==== Input material ====

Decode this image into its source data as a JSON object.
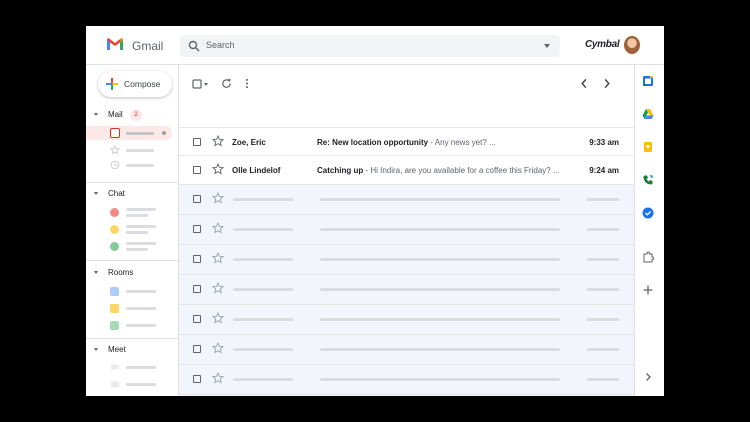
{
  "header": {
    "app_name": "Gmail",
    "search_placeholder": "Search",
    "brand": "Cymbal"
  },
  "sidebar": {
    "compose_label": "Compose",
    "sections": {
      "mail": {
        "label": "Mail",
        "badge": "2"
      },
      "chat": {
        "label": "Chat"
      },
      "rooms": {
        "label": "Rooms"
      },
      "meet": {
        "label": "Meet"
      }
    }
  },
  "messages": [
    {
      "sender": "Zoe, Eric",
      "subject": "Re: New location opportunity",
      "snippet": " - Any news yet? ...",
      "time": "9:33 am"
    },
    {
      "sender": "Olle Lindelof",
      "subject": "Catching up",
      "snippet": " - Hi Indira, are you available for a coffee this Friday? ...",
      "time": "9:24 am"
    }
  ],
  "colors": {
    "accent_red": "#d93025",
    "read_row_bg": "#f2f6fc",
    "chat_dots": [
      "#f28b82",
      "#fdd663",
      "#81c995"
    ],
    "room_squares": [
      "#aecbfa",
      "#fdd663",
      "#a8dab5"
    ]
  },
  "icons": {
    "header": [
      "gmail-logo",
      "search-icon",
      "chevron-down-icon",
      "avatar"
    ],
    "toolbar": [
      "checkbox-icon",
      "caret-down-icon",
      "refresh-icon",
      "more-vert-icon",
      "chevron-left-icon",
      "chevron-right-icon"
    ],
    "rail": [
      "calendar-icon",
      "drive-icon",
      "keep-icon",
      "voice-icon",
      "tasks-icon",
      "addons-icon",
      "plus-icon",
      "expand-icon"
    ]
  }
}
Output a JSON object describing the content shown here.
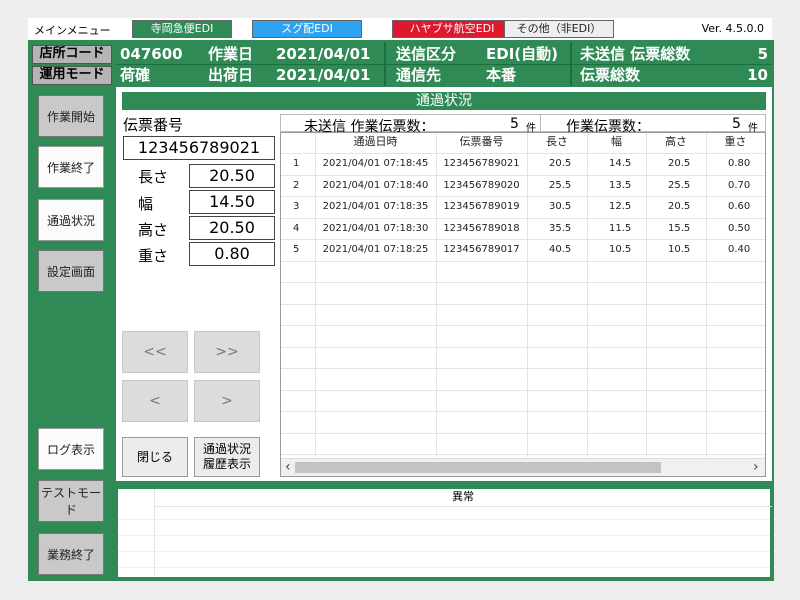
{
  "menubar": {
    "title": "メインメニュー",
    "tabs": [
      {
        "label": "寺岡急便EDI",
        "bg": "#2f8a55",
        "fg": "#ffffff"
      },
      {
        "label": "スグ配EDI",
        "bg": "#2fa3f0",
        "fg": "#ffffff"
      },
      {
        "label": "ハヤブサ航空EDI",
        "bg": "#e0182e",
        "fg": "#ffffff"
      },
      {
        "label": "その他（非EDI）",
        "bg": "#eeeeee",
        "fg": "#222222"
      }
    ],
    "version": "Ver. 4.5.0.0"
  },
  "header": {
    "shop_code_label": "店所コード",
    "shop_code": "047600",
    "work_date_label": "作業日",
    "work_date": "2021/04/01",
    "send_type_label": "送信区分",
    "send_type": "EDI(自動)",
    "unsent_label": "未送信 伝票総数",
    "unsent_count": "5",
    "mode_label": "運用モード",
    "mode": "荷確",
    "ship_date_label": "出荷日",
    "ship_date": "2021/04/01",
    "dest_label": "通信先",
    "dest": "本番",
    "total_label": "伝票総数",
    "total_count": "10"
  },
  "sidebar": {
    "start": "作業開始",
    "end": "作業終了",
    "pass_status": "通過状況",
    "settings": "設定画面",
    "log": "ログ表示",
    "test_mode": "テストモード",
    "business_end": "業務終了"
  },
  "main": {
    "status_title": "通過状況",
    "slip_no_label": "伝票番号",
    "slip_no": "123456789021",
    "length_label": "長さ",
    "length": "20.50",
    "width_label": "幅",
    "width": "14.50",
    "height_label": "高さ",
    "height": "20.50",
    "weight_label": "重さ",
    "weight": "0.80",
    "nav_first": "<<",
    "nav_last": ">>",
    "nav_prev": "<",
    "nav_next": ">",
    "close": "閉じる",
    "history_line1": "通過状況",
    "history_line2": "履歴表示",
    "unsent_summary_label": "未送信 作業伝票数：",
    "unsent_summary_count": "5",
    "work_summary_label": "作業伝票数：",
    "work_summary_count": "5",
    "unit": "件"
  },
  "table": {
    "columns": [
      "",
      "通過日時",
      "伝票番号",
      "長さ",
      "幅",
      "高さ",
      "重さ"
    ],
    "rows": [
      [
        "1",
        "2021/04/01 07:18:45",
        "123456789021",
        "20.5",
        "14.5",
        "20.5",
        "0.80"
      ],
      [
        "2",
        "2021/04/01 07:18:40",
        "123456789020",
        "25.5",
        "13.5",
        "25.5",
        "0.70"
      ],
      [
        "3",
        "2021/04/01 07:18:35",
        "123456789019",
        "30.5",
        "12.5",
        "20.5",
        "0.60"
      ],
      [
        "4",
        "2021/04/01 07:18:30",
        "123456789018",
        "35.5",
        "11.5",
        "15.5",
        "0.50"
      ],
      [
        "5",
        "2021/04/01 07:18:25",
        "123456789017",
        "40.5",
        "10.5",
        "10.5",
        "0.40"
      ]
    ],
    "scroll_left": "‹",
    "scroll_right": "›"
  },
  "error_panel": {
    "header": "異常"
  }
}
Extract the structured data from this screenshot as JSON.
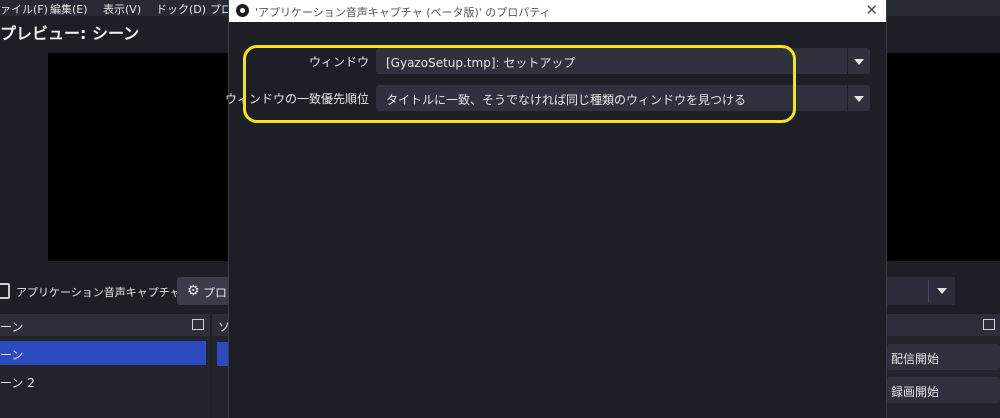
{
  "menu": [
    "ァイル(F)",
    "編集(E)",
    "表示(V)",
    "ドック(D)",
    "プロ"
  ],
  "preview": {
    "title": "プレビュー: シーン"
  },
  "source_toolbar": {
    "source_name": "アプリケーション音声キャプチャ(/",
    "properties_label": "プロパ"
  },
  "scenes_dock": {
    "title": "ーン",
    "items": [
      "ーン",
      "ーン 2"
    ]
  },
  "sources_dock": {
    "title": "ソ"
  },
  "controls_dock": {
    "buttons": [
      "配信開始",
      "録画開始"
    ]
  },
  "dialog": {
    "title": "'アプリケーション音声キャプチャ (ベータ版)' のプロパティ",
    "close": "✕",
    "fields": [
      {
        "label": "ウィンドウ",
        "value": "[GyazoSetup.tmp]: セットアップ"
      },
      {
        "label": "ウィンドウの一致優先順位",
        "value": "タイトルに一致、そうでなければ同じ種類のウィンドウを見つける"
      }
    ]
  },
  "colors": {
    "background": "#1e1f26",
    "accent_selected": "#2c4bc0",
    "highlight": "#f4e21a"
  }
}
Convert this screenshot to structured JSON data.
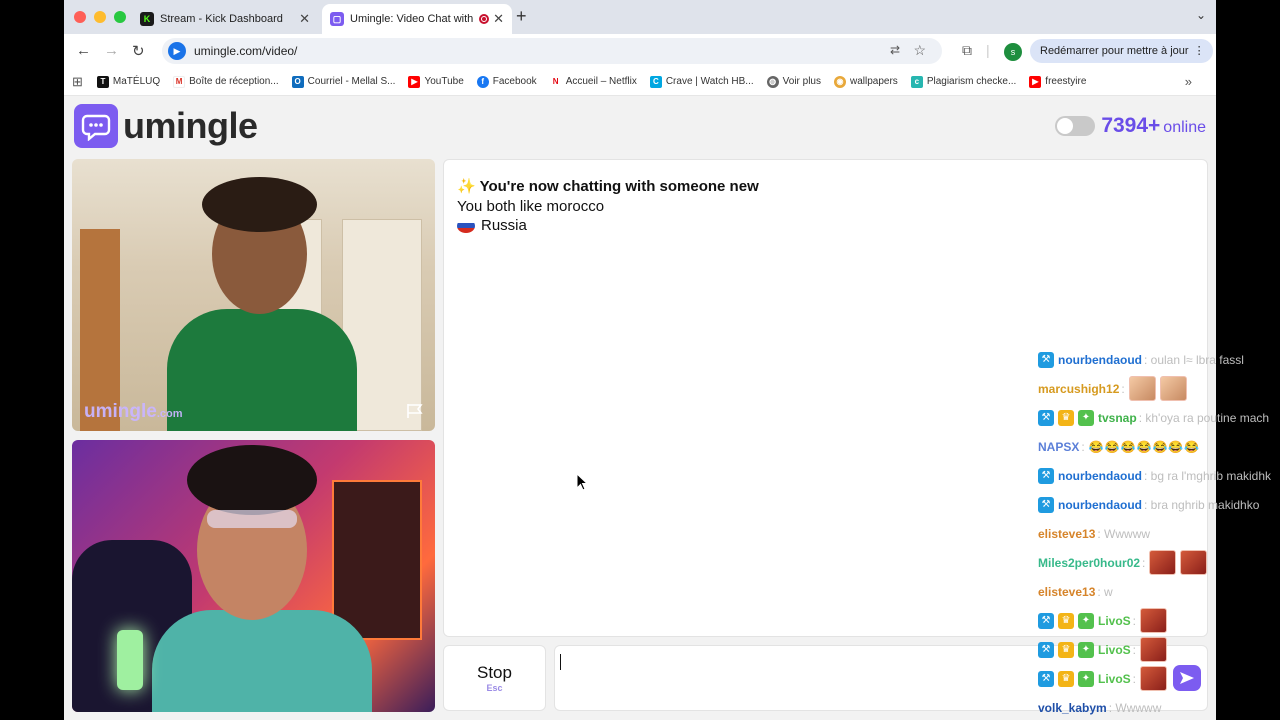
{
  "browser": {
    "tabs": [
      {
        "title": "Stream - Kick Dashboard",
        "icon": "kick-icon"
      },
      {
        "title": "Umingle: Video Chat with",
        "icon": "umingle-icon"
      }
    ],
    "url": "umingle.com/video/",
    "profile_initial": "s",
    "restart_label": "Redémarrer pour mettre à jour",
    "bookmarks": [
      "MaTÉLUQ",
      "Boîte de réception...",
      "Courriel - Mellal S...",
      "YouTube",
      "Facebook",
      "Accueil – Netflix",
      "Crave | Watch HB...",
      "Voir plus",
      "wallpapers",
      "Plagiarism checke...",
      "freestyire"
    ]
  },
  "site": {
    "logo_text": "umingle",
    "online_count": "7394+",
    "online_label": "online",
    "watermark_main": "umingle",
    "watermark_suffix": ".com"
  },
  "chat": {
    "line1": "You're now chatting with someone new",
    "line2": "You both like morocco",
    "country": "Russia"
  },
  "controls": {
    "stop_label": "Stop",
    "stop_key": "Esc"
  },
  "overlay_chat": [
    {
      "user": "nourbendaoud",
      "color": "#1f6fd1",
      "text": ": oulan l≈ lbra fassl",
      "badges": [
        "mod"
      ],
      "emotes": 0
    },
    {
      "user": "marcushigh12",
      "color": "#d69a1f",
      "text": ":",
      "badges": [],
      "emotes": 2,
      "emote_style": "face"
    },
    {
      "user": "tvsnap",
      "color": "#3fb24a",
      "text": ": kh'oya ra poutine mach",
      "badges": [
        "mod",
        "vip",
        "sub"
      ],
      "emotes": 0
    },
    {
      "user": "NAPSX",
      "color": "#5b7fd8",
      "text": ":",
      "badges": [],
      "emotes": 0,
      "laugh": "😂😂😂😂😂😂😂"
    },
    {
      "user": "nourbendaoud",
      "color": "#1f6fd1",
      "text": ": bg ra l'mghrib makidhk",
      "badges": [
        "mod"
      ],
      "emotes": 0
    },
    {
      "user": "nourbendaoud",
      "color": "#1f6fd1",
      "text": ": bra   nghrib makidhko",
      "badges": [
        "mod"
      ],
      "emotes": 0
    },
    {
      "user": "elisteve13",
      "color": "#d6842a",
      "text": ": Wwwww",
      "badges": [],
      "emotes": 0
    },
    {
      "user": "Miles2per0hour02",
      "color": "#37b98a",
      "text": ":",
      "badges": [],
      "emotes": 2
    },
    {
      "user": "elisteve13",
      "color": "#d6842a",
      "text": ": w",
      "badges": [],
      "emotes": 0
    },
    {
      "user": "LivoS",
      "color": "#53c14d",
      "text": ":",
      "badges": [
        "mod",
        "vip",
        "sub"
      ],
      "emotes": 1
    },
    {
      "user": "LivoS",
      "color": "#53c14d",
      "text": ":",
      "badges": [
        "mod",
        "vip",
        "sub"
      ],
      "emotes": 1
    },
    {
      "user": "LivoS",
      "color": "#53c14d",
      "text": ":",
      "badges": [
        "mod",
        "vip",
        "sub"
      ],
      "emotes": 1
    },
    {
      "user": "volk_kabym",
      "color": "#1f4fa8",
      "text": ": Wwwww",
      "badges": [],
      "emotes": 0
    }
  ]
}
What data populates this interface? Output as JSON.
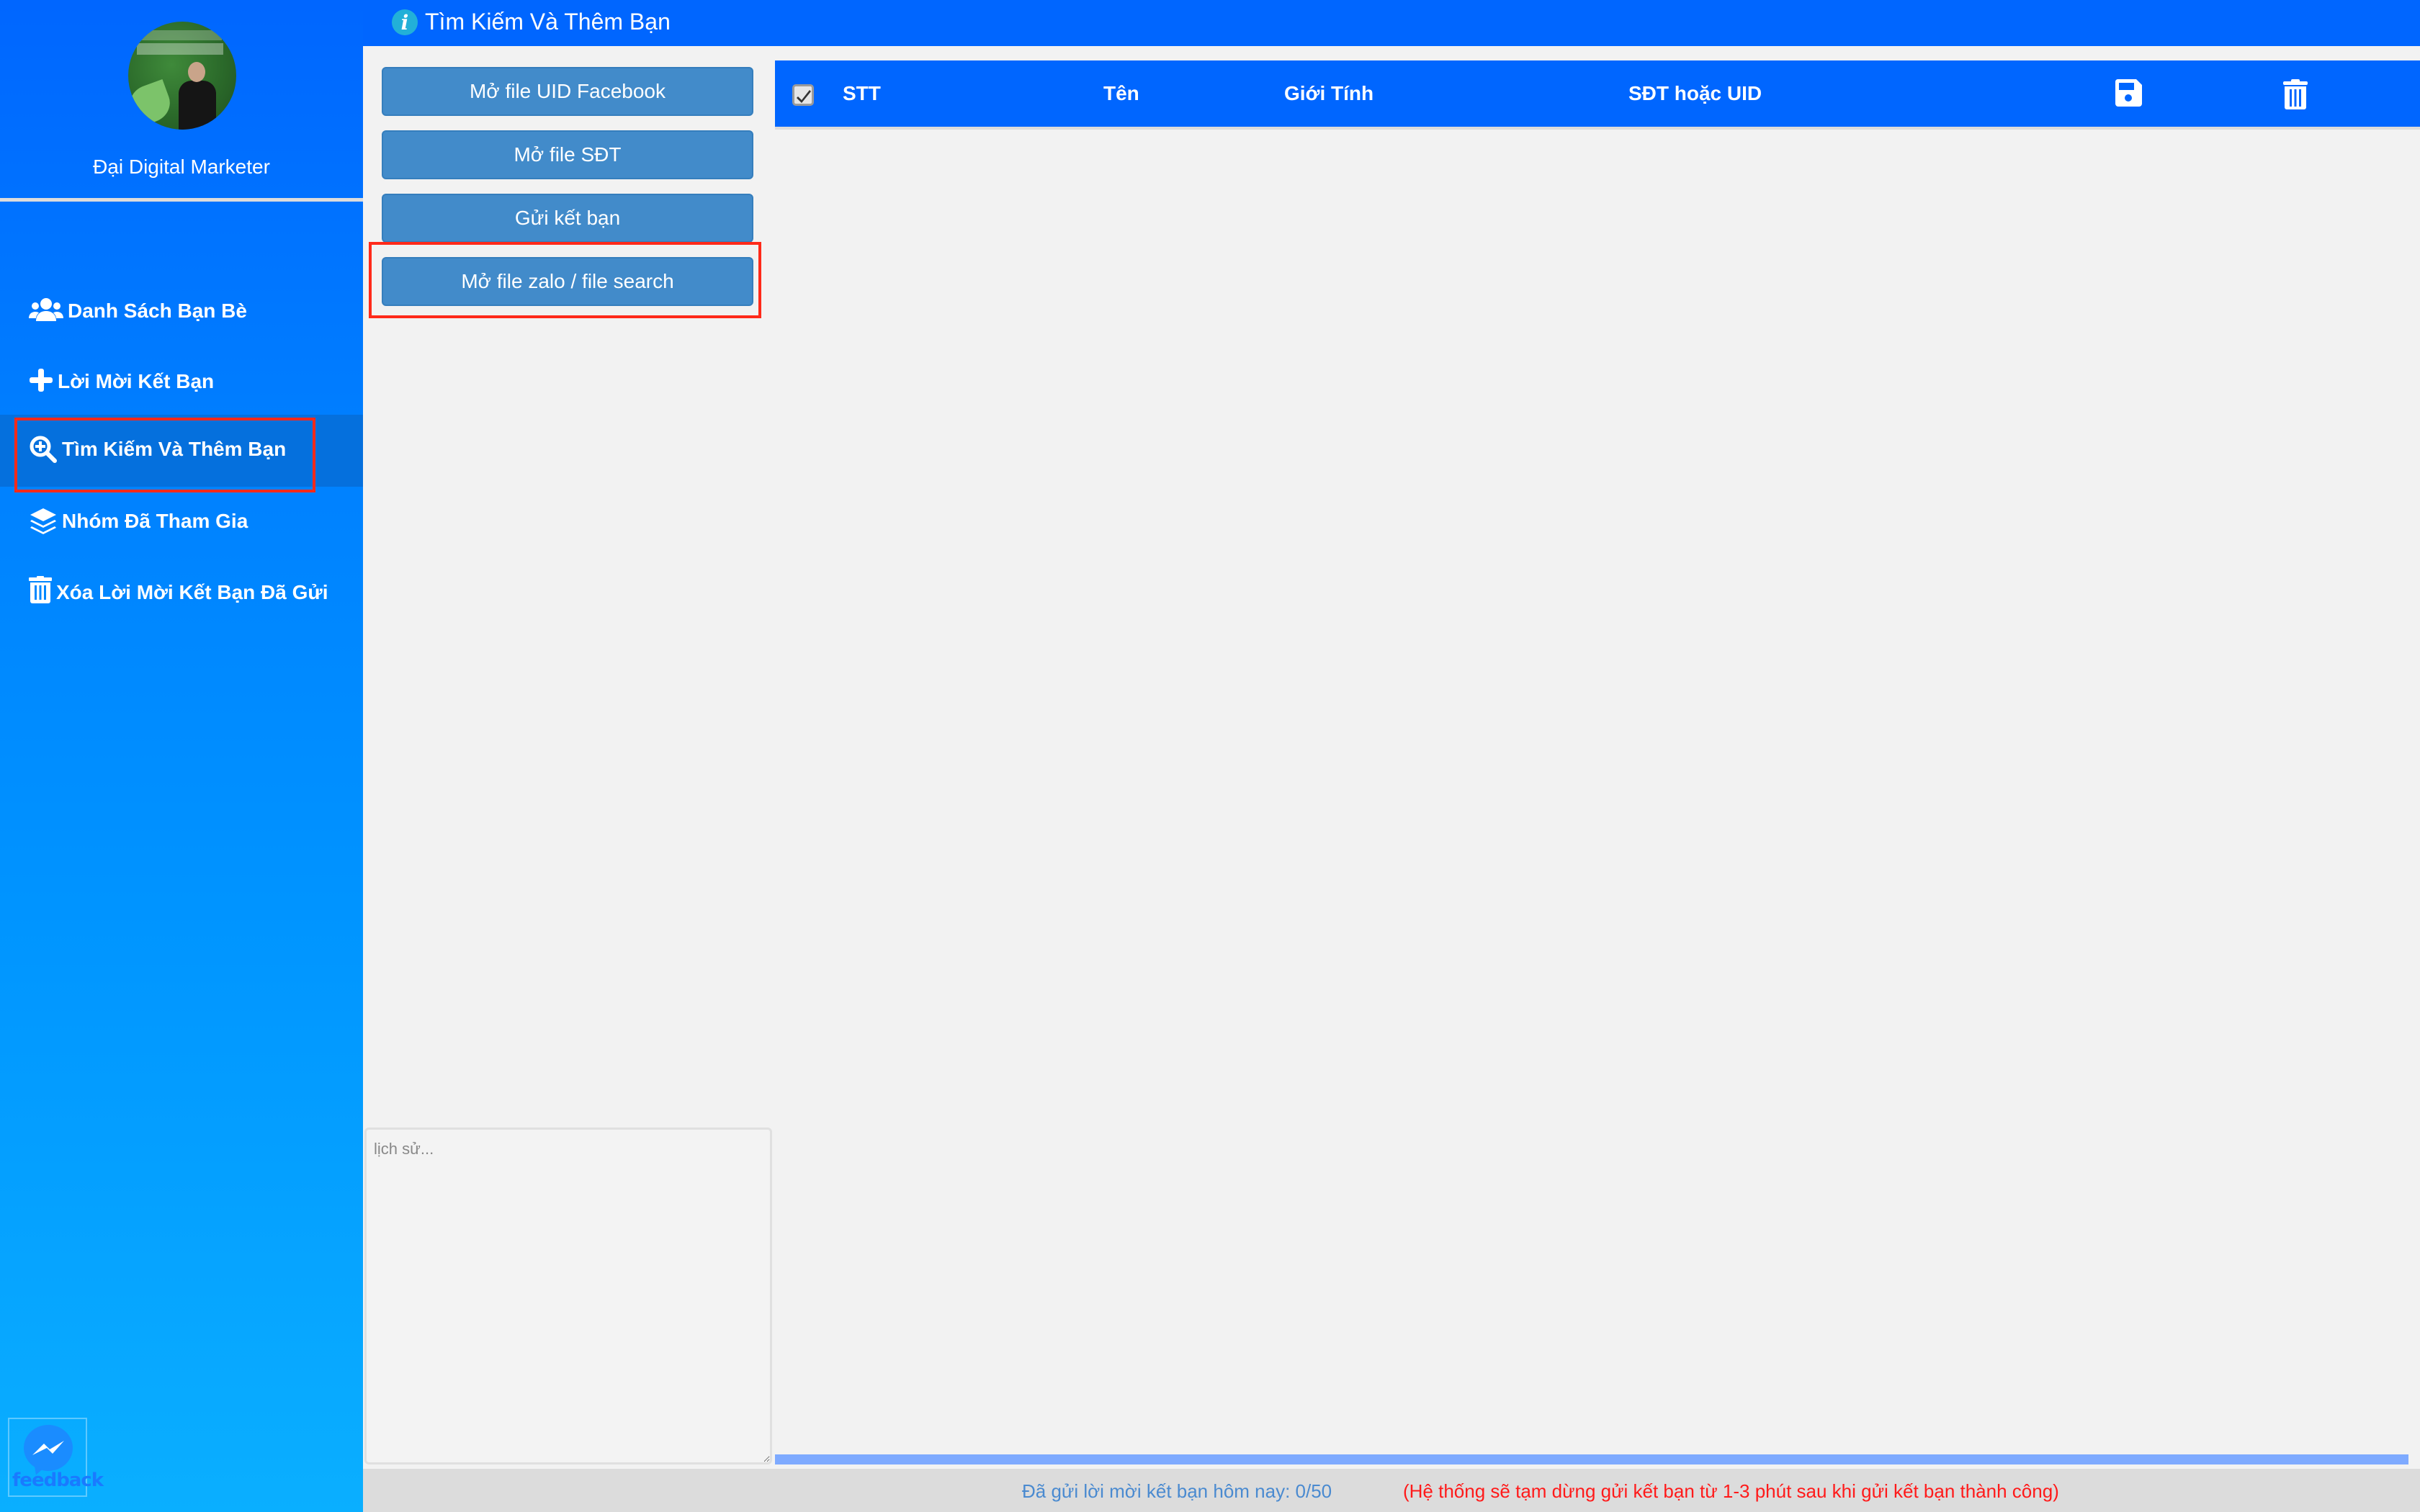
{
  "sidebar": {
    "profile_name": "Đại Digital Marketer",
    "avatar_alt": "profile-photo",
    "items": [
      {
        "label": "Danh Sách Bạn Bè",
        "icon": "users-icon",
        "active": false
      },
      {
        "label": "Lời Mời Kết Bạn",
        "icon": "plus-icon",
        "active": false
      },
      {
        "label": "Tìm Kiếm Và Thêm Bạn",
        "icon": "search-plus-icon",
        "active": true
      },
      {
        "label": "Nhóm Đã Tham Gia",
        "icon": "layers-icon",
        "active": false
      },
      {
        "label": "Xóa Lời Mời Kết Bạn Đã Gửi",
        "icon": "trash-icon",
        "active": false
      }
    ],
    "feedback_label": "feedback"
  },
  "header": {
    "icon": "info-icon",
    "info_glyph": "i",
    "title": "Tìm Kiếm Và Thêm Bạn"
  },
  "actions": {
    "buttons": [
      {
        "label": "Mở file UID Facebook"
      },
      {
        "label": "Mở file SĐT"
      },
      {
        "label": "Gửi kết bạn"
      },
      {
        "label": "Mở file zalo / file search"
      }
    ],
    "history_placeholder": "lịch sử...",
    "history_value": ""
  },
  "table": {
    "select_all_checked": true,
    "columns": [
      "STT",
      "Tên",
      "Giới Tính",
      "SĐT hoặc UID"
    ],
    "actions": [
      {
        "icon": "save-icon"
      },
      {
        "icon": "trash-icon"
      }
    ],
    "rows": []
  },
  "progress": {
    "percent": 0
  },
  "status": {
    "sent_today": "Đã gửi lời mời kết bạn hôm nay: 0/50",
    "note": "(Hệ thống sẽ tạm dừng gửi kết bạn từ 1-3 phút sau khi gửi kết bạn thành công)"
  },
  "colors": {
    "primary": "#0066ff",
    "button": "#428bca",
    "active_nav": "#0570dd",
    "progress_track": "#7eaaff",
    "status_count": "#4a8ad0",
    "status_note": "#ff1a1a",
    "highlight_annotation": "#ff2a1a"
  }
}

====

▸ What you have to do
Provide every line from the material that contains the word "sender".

▸ Written solution
      "sender": "Zoe, Eric",
      "sender": "Olle Lindelof",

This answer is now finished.